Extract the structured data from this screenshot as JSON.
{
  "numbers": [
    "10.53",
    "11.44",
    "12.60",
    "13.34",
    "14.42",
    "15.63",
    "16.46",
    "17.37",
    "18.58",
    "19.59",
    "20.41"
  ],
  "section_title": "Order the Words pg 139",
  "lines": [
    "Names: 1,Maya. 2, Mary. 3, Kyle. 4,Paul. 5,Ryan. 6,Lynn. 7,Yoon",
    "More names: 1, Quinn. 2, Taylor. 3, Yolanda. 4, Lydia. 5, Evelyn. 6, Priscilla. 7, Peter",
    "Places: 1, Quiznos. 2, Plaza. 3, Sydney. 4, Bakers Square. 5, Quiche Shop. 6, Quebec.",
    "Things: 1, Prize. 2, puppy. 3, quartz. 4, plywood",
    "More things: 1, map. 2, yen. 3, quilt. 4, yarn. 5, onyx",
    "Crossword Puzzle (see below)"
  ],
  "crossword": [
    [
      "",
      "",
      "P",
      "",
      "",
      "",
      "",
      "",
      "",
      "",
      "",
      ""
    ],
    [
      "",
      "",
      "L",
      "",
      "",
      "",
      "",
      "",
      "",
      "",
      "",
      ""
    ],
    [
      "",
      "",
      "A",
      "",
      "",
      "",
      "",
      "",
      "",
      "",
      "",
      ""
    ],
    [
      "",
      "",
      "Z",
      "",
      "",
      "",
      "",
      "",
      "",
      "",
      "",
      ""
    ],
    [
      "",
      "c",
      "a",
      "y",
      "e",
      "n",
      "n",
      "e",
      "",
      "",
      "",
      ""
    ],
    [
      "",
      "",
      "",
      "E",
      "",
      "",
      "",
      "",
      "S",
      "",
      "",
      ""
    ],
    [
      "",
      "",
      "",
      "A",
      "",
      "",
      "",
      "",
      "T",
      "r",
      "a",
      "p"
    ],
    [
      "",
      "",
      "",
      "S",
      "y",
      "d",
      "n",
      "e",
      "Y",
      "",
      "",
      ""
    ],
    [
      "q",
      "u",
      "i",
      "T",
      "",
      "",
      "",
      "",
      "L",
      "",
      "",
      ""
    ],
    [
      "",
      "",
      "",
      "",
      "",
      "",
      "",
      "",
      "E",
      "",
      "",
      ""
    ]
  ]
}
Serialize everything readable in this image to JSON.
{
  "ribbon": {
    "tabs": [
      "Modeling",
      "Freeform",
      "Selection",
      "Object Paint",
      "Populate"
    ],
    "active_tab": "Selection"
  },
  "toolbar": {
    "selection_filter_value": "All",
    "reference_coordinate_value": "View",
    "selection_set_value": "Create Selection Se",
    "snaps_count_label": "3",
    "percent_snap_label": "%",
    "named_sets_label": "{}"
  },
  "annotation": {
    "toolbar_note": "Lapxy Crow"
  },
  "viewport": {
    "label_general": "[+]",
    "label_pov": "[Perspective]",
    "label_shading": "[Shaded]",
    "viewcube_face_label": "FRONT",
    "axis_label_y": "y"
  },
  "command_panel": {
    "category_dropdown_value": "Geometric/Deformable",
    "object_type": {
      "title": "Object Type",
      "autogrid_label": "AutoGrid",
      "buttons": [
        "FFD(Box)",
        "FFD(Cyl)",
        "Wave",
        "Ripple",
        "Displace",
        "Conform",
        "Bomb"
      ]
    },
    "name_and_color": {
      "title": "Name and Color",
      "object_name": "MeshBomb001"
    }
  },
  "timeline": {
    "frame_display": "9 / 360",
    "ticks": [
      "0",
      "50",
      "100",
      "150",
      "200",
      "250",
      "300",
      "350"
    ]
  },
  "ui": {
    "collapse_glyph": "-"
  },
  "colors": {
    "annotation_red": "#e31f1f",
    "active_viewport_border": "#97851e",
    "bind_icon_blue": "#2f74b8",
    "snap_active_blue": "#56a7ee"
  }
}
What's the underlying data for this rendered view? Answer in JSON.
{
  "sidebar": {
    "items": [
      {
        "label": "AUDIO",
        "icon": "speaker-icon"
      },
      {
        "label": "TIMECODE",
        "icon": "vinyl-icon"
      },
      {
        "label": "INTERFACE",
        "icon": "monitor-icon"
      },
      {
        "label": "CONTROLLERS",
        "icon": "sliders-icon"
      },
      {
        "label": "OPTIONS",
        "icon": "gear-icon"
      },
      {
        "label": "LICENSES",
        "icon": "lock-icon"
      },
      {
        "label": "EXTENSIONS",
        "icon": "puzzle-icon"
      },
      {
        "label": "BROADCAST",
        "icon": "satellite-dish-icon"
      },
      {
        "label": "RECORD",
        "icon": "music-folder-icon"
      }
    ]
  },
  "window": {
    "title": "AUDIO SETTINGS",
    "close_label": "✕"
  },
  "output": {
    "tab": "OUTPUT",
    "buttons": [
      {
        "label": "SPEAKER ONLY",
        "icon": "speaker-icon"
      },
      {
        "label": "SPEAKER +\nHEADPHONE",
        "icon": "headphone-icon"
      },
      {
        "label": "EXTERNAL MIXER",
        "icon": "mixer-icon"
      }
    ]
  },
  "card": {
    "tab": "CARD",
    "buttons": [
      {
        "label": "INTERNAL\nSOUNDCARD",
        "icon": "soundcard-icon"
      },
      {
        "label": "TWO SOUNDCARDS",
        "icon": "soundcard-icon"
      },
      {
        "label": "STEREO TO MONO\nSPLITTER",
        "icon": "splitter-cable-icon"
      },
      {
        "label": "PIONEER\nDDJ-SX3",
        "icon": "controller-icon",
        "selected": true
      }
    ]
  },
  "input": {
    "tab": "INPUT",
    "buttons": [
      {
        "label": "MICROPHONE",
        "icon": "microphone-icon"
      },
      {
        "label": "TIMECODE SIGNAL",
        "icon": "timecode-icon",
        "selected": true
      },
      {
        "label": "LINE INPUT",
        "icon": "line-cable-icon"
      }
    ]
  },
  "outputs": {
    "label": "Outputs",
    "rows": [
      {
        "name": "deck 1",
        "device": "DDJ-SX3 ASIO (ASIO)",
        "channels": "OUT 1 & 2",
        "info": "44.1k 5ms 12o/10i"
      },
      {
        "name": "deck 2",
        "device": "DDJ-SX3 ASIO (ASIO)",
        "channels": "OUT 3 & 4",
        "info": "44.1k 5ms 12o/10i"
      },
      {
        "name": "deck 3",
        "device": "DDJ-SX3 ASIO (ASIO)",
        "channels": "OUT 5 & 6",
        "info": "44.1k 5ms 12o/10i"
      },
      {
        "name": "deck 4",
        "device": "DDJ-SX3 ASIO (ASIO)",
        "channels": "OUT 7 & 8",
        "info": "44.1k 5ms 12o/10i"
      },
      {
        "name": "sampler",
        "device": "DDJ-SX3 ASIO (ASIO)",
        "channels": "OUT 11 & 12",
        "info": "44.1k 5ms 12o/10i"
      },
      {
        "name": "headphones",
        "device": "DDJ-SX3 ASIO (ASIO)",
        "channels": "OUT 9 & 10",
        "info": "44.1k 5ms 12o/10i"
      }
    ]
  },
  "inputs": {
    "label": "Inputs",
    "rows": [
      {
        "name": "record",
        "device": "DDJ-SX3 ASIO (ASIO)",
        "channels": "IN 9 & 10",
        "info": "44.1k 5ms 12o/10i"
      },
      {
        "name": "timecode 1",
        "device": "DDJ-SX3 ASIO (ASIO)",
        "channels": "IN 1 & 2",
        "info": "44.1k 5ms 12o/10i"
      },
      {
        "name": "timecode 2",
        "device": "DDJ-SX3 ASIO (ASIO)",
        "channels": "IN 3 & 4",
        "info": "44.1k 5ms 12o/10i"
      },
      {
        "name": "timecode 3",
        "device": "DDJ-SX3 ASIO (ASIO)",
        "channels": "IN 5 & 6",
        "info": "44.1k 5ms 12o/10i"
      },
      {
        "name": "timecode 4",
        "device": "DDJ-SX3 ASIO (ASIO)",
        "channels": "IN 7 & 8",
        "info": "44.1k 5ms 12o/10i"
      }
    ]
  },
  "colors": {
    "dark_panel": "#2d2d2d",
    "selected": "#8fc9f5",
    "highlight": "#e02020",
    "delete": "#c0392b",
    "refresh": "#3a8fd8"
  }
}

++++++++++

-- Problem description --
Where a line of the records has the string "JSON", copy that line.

-- Written response --
Extract the structured data from this screenshot as JSON.
Serialize everything readable in this image to JSON.
What's the underlying data for this rendered view? Answer in JSON.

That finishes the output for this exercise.